══ Extracted entries ══

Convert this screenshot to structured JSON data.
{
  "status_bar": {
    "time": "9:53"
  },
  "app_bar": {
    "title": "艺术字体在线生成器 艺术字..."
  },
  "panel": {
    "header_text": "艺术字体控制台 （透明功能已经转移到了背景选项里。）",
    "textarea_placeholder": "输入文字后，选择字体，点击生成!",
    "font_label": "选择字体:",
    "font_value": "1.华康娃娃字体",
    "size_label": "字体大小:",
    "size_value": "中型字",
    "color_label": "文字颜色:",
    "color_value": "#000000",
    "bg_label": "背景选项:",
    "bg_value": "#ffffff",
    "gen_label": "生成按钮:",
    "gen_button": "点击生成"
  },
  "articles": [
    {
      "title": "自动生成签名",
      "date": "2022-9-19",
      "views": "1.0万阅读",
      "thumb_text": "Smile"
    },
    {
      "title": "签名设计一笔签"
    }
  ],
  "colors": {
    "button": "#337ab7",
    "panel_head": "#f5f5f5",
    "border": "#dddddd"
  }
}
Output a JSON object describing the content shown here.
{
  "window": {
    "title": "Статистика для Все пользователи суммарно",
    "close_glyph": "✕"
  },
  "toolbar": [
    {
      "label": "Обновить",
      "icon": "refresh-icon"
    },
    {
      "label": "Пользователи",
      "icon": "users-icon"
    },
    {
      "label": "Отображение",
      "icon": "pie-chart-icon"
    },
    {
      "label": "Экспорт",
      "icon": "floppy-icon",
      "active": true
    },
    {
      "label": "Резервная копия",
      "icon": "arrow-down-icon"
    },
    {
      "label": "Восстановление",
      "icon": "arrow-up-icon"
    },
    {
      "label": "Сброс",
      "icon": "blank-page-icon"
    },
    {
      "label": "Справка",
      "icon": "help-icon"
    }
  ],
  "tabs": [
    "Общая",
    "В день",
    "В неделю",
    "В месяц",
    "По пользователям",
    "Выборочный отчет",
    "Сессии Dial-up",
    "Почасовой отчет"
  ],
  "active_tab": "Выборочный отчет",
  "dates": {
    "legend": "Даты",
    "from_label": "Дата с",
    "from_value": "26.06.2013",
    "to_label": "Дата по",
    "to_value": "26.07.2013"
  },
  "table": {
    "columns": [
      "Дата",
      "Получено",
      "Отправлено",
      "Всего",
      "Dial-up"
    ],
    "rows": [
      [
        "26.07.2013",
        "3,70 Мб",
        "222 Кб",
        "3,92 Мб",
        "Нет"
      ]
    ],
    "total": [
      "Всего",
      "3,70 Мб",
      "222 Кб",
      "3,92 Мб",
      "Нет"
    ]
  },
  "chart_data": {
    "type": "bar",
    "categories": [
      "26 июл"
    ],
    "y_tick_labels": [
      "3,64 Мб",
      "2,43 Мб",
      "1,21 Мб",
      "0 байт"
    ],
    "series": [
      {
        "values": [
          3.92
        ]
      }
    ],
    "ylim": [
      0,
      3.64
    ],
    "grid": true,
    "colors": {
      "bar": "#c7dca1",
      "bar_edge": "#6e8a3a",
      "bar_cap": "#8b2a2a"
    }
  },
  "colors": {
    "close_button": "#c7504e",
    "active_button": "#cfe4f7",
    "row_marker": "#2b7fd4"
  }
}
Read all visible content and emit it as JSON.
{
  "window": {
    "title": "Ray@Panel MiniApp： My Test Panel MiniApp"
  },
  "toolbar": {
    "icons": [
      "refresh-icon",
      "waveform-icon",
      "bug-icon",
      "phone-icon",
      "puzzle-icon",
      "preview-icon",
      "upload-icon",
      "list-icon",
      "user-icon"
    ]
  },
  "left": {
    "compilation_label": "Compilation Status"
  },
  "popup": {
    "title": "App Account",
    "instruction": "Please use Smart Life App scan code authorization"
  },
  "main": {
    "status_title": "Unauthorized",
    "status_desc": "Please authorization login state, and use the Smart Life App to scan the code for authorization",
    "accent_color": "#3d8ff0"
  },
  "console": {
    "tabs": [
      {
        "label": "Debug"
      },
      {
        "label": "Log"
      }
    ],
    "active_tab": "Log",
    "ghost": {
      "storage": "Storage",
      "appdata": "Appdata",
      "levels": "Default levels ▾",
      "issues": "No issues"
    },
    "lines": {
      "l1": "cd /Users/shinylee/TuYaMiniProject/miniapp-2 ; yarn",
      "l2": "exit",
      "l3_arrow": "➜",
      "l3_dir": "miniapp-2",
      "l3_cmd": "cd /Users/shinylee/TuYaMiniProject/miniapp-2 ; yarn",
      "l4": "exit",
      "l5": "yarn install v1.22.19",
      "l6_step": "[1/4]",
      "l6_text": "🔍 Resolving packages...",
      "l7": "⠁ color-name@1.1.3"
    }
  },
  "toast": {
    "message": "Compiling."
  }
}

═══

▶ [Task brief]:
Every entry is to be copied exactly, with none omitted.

▶ [Problem solution]:
Convert this screenshot to structured JSON data.
{
  "status_bar": {
    "time": "9:53"
  },
  "app_bar": {
    "title": "艺术字体在线生成器 艺术字..."
  },
  "panel": {
    "header_text": "艺术字体控制台 （透明功能已经转移到了背景选项里。）",
    "textarea_placeholder": "输入文字后，选择字体，点击生成!",
    "font_label": "选择字体:",
    "font_value": "1.华康娃娃字体",
    "size_label": "字体大小:",
    "size_value": "中型字",
    "color_label": "文字颜色:",
    "color_value": "#000000",
    "bg_label": "背景选项:",
    "bg_value": "#ffffff",
    "gen_label": "生成按钮:",
    "gen_button": "点击生成"
  },
  "articles": [
    {
      "title": "自动生成签名",
      "date": "2022-9-19",
      "views": "1.0万阅读",
      "thumb_text": "Smile"
    },
    {
      "title": "签名设计一笔签"
    }
  ],
  "colors": {
    "button": "#337ab7",
    "panel_head": "#f5f5f5",
    "border": "#dddddd"
  }
}
Output a JSON object describing the content shown here.
{
  "window": {
    "title": "Статистика для Все пользователи суммарно",
    "close_glyph": "✕"
  },
  "toolbar": [
    {
      "label": "Обновить",
      "icon": "refresh-icon"
    },
    {
      "label": "Пользователи",
      "icon": "users-icon"
    },
    {
      "label": "Отображение",
      "icon": "pie-chart-icon"
    },
    {
      "label": "Экспорт",
      "icon": "floppy-icon",
      "active": true
    },
    {
      "label": "Резервная копия",
      "icon": "arrow-down-icon"
    },
    {
      "label": "Восстановление",
      "icon": "arrow-up-icon"
    },
    {
      "label": "Сброс",
      "icon": "blank-page-icon"
    },
    {
      "label": "Справка",
      "icon": "help-icon"
    }
  ],
  "tabs": [
    "Общая",
    "В день",
    "В неделю",
    "В месяц",
    "По пользователям",
    "Выборочный отчет",
    "Сессии Dial-up",
    "Почасовой отчет"
  ],
  "active_tab": "Выборочный отчет",
  "dates": {
    "legend": "Даты",
    "from_label": "Дата с",
    "from_value": "26.06.2013",
    "to_label": "Дата по",
    "to_value": "26.07.2013"
  },
  "table": {
    "columns": [
      "Дата",
      "Получено",
      "Отправлено",
      "Всего",
      "Dial-up"
    ],
    "rows": [
      [
        "26.07.2013",
        "3,70 Мб",
        "222 Кб",
        "3,92 Мб",
        "Нет"
      ]
    ],
    "total": [
      "Всего",
      "3,70 Мб",
      "222 Кб",
      "3,92 Мб",
      "Нет"
    ]
  },
  "chart_data": {
    "type": "bar",
    "categories": [
      "26 июл"
    ],
    "y_tick_labels": [
      "3,64 Мб",
      "2,43 Мб",
      "1,21 Мб",
      "0 байт"
    ],
    "series": [
      {
        "values": [
          3.92
        ]
      }
    ],
    "ylim": [
      0,
      3.64
    ],
    "grid": true,
    "colors": {
      "bar": "#c7dca1",
      "bar_edge": "#6e8a3a",
      "bar_cap": "#8b2a2a"
    }
  },
  "colors": {
    "close_button": "#c7504e",
    "active_button": "#cfe4f7",
    "row_marker": "#2b7fd4"
  }
}
Read all visible content and emit it as JSON.
{
  "window": {
    "title": "Ray@Panel MiniApp： My Test Panel MiniApp"
  },
  "toolbar": {
    "icons": [
      "refresh-icon",
      "waveform-icon",
      "bug-icon",
      "phone-icon",
      "puzzle-icon",
      "preview-icon",
      "upload-icon",
      "list-icon",
      "user-icon"
    ]
  },
  "left": {
    "compilation_label": "Compilation Status"
  },
  "popup": {
    "title": "App Account",
    "instruction": "Please use Smart Life App scan code authorization"
  },
  "main": {
    "status_title": "Unauthorized",
    "status_desc": "Please authorization login state, and use the Smart Life App to scan the code for authorization",
    "accent_color": "#3d8ff0"
  },
  "console": {
    "tabs": [
      {
        "label": "Debug"
      },
      {
        "label": "Log"
      }
    ],
    "active_tab": "Log",
    "ghost": {
      "storage": "Storage",
      "appdata": "Appdata",
      "levels": "Default levels ▾",
      "issues": "No issues"
    },
    "lines": {
      "l1": "cd /Users/shinylee/TuYaMiniProject/miniapp-2 ; yarn",
      "l2": "exit",
      "l3_arrow": "➜",
      "l3_dir": "miniapp-2",
      "l3_cmd": "cd /Users/shinylee/TuYaMiniProject/miniapp-2 ; yarn",
      "l4": "exit",
      "l5": "yarn install v1.22.19",
      "l6_step": "[1/4]",
      "l6_text": "🔍 Resolving packages...",
      "l7": "⠁ color-name@1.1.3"
    }
  },
  "toast": {
    "message": "Compiling."
  }
}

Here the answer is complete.